Diabetic hypoglycemia occurs when a diabetic patient’s blood sugar levels drop, essentially depriving the body of its main source of energy. A common condition, it is also known as insulin shock due to the fact that is most frequently seen in those who take insulin as part of their treatment plan. However, people can also experience hypoglycemia when it is triggered by other factors, such as not eating enough food, waiting too long between meals, and excessive alcohol use.

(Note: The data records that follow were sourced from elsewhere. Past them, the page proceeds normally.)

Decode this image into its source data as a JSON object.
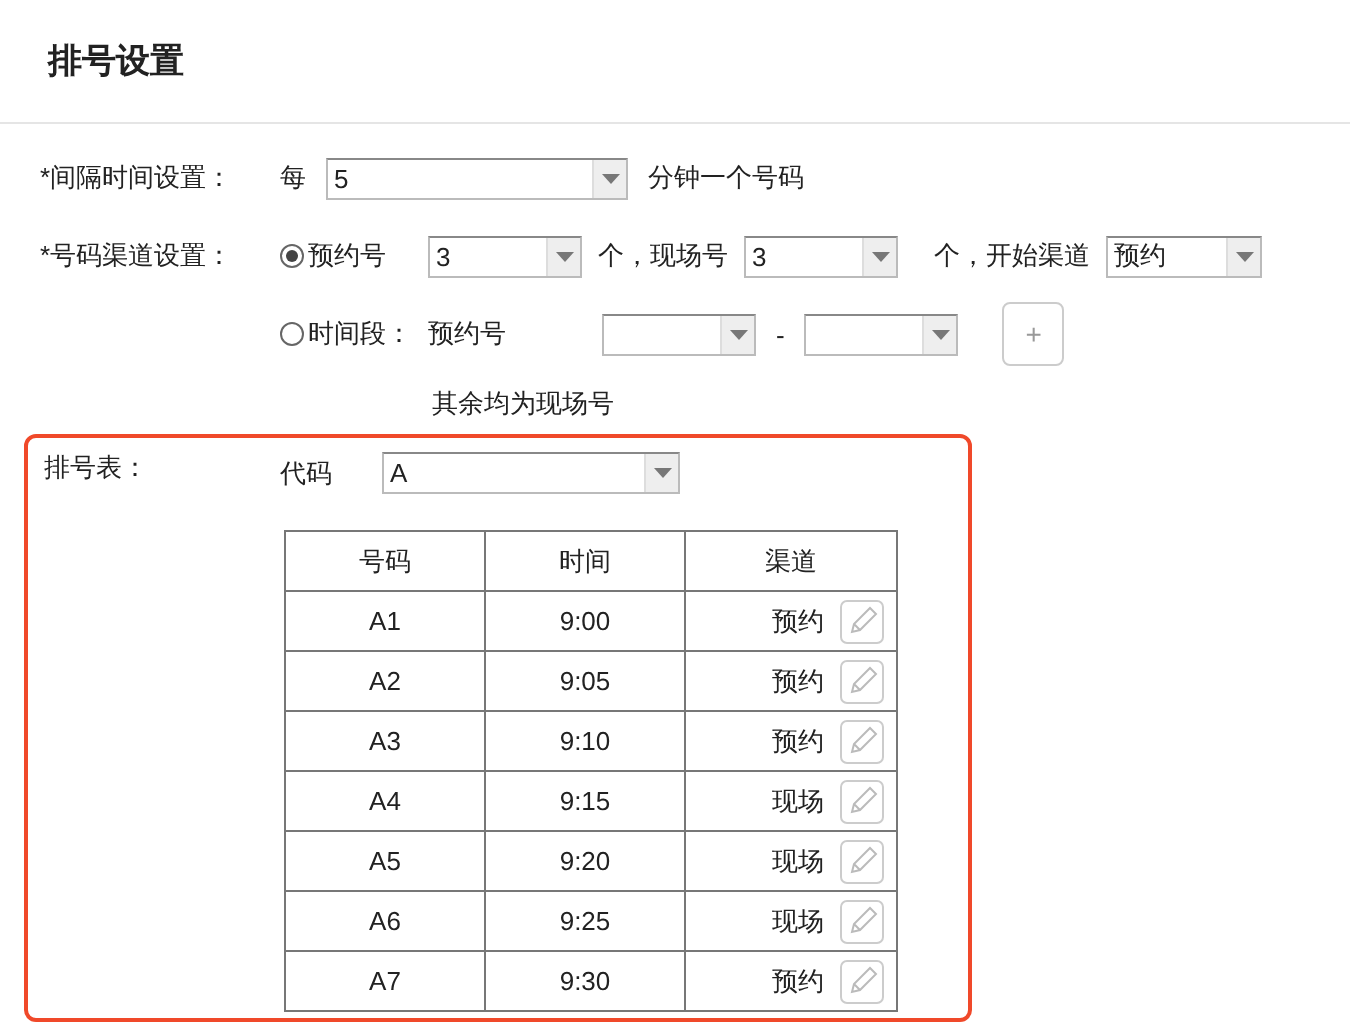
{
  "title": "排号设置",
  "interval": {
    "label": "*间隔时间设置：",
    "prefix": "每",
    "value": "5",
    "suffix": "分钟一个号码"
  },
  "channel": {
    "label": "*号码渠道设置：",
    "count_option": {
      "selected": true,
      "label": "预约号",
      "reserved_count": "3",
      "text_1": "个，现场号",
      "walkin_count": "3",
      "text_2": "个，开始渠道",
      "start_channel": "预约"
    },
    "period_option": {
      "selected": false,
      "label": "时间段：",
      "sub_label": "预约号",
      "separator": "-",
      "add_button": "+"
    },
    "note": "其余均为现场号"
  },
  "schedule": {
    "label": "排号表：",
    "code_label": "代码",
    "code_value": "A",
    "columns": [
      "号码",
      "时间",
      "渠道"
    ],
    "rows": [
      {
        "number": "A1",
        "time": "9:00",
        "channel": "预约"
      },
      {
        "number": "A2",
        "time": "9:05",
        "channel": "预约"
      },
      {
        "number": "A3",
        "time": "9:10",
        "channel": "预约"
      },
      {
        "number": "A4",
        "time": "9:15",
        "channel": "现场"
      },
      {
        "number": "A5",
        "time": "9:20",
        "channel": "现场"
      },
      {
        "number": "A6",
        "time": "9:25",
        "channel": "现场"
      },
      {
        "number": "A7",
        "time": "9:30",
        "channel": "预约"
      }
    ]
  }
}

On average, a person is considered to have low blood sugar when it drops to under 70 mg/dl (milligrams per deciliter). Every patient is different, and a doctor can determine what number is considered too low for each individual. With this information on hand, diabetic hypoglycemia can often be prevented through regular monitoring of blood sugar levels.
Every diabetic patient experiences hypoglycemia in a different way. After a while, most learn to recognize how they react and when they need treatment.
Left untreated, diabetic hypoglycemia can lead to more severe symptoms like poor concentration, passing out, lack of coordination, nightmares, numbness in the tongue and mouth, and coma. Some cases may result in death.
Healthy individuals and most people with type 2 diabetes can naturally regulate their blood glucose levels. When blood glucose levels get too high, the body produces insulin which removes glucose from the bloodstream. When blood glucose gets too low, the body releases counterregulatory hormones such as glucagon and epinephrine, which break down body tissue and convert it into glucose.
However, not only do people with type 1 diabetes not produce enough insulin naturally, but these counterregulatory mechanisms are also impeded. This means that if too much insulin is taken, or if blood glucose falls by some other means, the body has no means of bringing it back down to safe levels.
The most common cause of diabetic hypoglycemia is the use of insulin in people with type 1 diabetes, but it can be caused by skipping meals, exercise and drinking alcohol. Other medications given for diabetes can trigger hypoglycemia, such as sulfonylureas in people with type 2 diabetes. This is rare, however, since counterregulatory processes are generally still intact in type 2 diabetes sufferers.
Hypoglycemia, diabetic or otherwise, can easily be managed through modification of a person’s diet. Whenever blood sugar levels drop, consuming foods and drinks with high sugar levels like regular soda or orange juice is an effective way of quickly treating the immediate symptoms.
For more long-term management, medications or insulin injections may be prescribed to regulate blood sugar levels. Doctors will also recommend other treatments to help manage the underlying diabetes that causes the condition.
If you experience episodes of hypoglycemia, try to identify patterns in when they occur, such as the time of day, the activities you had just been taking part in, and when they occur relative to your eating habits. A blood glucose monitor can be instrumental in helping you understand what impacts your blood glucose levels.
Once you have identified patterns, you can adjust your habits and medication as needed. For example, if you experience hypoglycemia before your evening meal, you could try taking a mid-afternoon snack to prevent your blood glucose level from falling. Or if you experience hypoglycemia after exercise, you could try eating more carbohydrates beforehand. You can also adapt by adjusting your insulin doses, for example reducing them before exercise.
It is very important that you discuss your self-care of hypoglycemia with your doctor before proceeding.